Assignment: Within the records below, find each line with the word "name" and copy it out.

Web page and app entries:
******
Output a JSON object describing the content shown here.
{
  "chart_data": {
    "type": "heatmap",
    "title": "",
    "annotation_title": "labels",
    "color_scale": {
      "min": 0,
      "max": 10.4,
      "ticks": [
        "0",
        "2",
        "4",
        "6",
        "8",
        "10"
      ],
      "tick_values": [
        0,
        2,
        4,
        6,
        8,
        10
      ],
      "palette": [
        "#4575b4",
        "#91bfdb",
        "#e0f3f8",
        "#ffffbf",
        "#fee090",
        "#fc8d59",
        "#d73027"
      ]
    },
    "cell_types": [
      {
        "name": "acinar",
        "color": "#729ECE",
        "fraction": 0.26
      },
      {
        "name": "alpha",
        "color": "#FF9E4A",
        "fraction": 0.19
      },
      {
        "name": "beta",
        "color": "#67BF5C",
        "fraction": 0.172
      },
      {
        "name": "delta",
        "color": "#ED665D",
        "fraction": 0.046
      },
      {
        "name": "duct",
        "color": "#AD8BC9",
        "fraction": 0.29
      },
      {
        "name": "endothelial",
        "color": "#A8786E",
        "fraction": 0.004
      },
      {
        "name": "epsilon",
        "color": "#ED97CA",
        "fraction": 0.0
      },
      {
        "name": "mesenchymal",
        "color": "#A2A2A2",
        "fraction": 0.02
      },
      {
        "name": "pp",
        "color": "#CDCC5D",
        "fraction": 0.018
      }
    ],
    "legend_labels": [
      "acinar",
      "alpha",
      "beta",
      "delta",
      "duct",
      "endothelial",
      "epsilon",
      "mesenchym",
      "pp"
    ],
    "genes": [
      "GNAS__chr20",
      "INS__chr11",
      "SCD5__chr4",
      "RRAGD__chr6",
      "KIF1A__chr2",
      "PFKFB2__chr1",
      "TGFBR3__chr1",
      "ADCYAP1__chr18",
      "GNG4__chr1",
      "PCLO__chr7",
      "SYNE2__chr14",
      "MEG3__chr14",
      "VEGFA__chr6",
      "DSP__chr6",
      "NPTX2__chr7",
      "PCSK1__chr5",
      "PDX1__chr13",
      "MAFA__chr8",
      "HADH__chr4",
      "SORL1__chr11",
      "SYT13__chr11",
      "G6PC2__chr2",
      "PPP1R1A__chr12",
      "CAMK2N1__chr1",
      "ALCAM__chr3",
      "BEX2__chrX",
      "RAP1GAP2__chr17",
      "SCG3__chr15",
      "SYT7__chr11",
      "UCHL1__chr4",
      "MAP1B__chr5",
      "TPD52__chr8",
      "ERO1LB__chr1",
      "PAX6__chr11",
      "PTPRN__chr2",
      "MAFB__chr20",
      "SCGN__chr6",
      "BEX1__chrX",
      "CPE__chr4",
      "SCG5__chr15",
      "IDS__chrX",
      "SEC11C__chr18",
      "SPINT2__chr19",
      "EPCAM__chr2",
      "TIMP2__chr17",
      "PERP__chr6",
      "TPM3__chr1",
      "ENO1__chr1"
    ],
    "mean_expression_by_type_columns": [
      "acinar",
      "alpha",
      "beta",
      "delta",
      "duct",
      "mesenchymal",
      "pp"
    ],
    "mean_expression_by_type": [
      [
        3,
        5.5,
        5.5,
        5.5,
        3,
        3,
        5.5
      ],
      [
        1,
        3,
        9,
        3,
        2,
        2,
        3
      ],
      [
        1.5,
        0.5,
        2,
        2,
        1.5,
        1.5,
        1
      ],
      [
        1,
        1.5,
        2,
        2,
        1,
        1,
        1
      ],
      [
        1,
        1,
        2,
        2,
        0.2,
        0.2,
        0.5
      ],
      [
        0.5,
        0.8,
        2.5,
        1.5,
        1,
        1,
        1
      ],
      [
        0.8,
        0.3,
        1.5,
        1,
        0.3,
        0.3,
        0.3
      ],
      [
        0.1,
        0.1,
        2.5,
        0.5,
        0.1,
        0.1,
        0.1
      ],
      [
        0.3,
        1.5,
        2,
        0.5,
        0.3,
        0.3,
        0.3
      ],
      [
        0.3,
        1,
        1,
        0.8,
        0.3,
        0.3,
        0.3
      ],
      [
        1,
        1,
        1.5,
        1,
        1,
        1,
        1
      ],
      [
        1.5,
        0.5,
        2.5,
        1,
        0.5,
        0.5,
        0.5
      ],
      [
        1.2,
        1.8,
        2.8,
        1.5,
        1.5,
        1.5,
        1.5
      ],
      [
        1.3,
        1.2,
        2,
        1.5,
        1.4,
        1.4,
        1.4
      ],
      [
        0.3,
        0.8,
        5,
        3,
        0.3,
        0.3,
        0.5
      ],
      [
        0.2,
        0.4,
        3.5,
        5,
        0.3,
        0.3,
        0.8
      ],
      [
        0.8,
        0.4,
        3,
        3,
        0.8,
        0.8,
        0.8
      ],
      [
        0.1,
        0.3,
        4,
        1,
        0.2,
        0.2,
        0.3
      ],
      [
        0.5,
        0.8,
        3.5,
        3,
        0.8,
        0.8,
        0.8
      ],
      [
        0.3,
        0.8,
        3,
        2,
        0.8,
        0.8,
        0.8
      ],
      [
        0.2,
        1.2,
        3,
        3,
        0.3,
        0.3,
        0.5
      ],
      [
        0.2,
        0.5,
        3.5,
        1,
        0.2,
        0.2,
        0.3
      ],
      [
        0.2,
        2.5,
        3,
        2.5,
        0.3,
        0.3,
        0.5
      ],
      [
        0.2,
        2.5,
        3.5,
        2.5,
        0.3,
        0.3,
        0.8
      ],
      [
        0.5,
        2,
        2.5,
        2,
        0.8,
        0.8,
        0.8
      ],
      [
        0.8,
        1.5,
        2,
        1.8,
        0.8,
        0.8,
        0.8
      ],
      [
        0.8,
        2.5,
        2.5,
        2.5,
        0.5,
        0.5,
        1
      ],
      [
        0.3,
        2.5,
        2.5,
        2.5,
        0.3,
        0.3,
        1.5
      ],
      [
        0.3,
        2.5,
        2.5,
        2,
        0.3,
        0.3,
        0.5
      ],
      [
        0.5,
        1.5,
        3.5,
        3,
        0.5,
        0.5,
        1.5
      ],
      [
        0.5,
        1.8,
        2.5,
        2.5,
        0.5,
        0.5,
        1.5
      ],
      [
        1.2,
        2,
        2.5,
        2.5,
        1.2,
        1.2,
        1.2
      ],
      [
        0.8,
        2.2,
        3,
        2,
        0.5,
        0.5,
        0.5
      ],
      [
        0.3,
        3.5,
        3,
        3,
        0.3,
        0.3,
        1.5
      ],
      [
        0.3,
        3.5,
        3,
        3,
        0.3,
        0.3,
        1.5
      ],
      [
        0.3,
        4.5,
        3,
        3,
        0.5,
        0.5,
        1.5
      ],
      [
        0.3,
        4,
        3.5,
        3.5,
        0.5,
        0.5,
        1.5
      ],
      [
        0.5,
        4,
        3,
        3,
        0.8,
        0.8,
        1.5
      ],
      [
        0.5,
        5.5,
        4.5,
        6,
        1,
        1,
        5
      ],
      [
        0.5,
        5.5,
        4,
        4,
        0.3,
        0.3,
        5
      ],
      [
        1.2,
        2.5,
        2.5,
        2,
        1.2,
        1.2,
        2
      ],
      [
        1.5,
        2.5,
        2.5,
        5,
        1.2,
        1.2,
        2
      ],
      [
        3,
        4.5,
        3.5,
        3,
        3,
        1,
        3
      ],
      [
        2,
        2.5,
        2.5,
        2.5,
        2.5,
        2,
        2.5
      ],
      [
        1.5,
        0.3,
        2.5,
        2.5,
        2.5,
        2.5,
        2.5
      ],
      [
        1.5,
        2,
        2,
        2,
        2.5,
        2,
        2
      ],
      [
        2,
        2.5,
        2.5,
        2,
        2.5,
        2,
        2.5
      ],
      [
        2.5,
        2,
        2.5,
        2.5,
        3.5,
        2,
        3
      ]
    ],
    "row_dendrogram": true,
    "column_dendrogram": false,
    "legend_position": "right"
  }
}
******
Solution for this problem:
        "name": "acinar",
        "name": "alpha",
        "name": "beta",
        "name": "delta",
        "name": "duct",
        "name": "endothelial",
        "name": "epsilon",
        "name": "mesenchymal",
        "name": "pp",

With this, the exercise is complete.